━━━ Data provided

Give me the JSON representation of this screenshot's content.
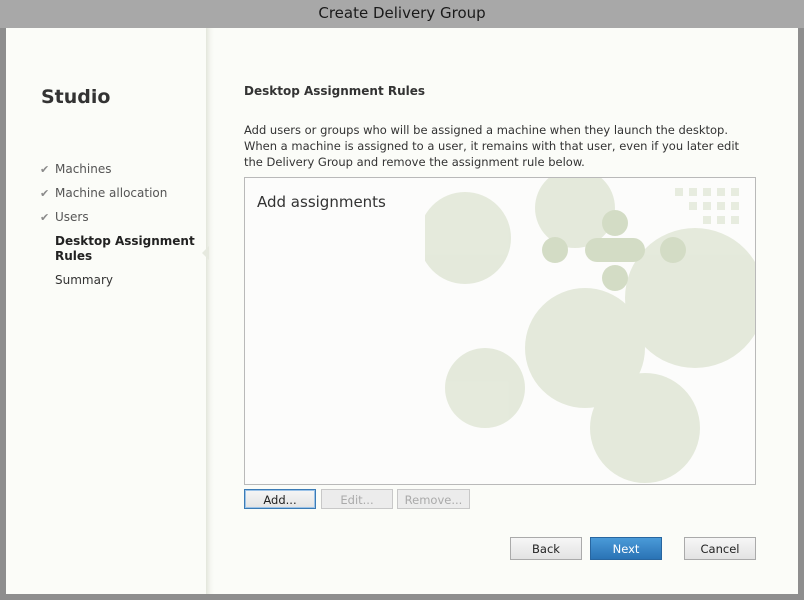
{
  "window": {
    "title": "Create Delivery Group"
  },
  "sidebar": {
    "app_name": "Studio",
    "steps": [
      {
        "label": "Machines",
        "done": true
      },
      {
        "label": "Machine allocation",
        "done": true
      },
      {
        "label": "Users",
        "done": true
      },
      {
        "label": "Desktop Assignment Rules",
        "active": true
      },
      {
        "label": "Summary"
      }
    ]
  },
  "main": {
    "section_title": "Desktop Assignment Rules",
    "description": "Add users or groups who will be assigned a machine when they launch the desktop. When a machine is assigned to a user, it remains with that user, even if you later edit the Delivery Group and remove the assignment rule below.",
    "panel_title": "Add assignments",
    "add_label": "Add...",
    "edit_label": "Edit...",
    "remove_label": "Remove..."
  },
  "footer": {
    "back_label": "Back",
    "next_label": "Next",
    "cancel_label": "Cancel"
  },
  "colors": {
    "primary": "#2a73b5",
    "background": "#fbfcf8",
    "watermark": "#e4e9dc"
  },
  "icons": {
    "step_done": "checkmark-icon"
  }
}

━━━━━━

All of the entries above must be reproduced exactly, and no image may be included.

**Exercise output:**
Give me the JSON representation of this screenshot's content.
{
  "window": {
    "title": "Create Delivery Group"
  },
  "sidebar": {
    "app_name": "Studio",
    "steps": [
      {
        "label": "Machines",
        "done": true
      },
      {
        "label": "Machine allocation",
        "done": true
      },
      {
        "label": "Users",
        "done": true
      },
      {
        "label": "Desktop Assignment Rules",
        "active": true
      },
      {
        "label": "Summary"
      }
    ]
  },
  "main": {
    "section_title": "Desktop Assignment Rules",
    "description": "Add users or groups who will be assigned a machine when they launch the desktop. When a machine is assigned to a user, it remains with that user, even if you later edit the Delivery Group and remove the assignment rule below.",
    "panel_title": "Add assignments",
    "add_label": "Add...",
    "edit_label": "Edit...",
    "remove_label": "Remove..."
  },
  "footer": {
    "back_label": "Back",
    "next_label": "Next",
    "cancel_label": "Cancel"
  },
  "colors": {
    "primary": "#2a73b5",
    "background": "#fbfcf8",
    "watermark": "#e4e9dc"
  },
  "icons": {
    "step_done": "checkmark-icon"
  }
}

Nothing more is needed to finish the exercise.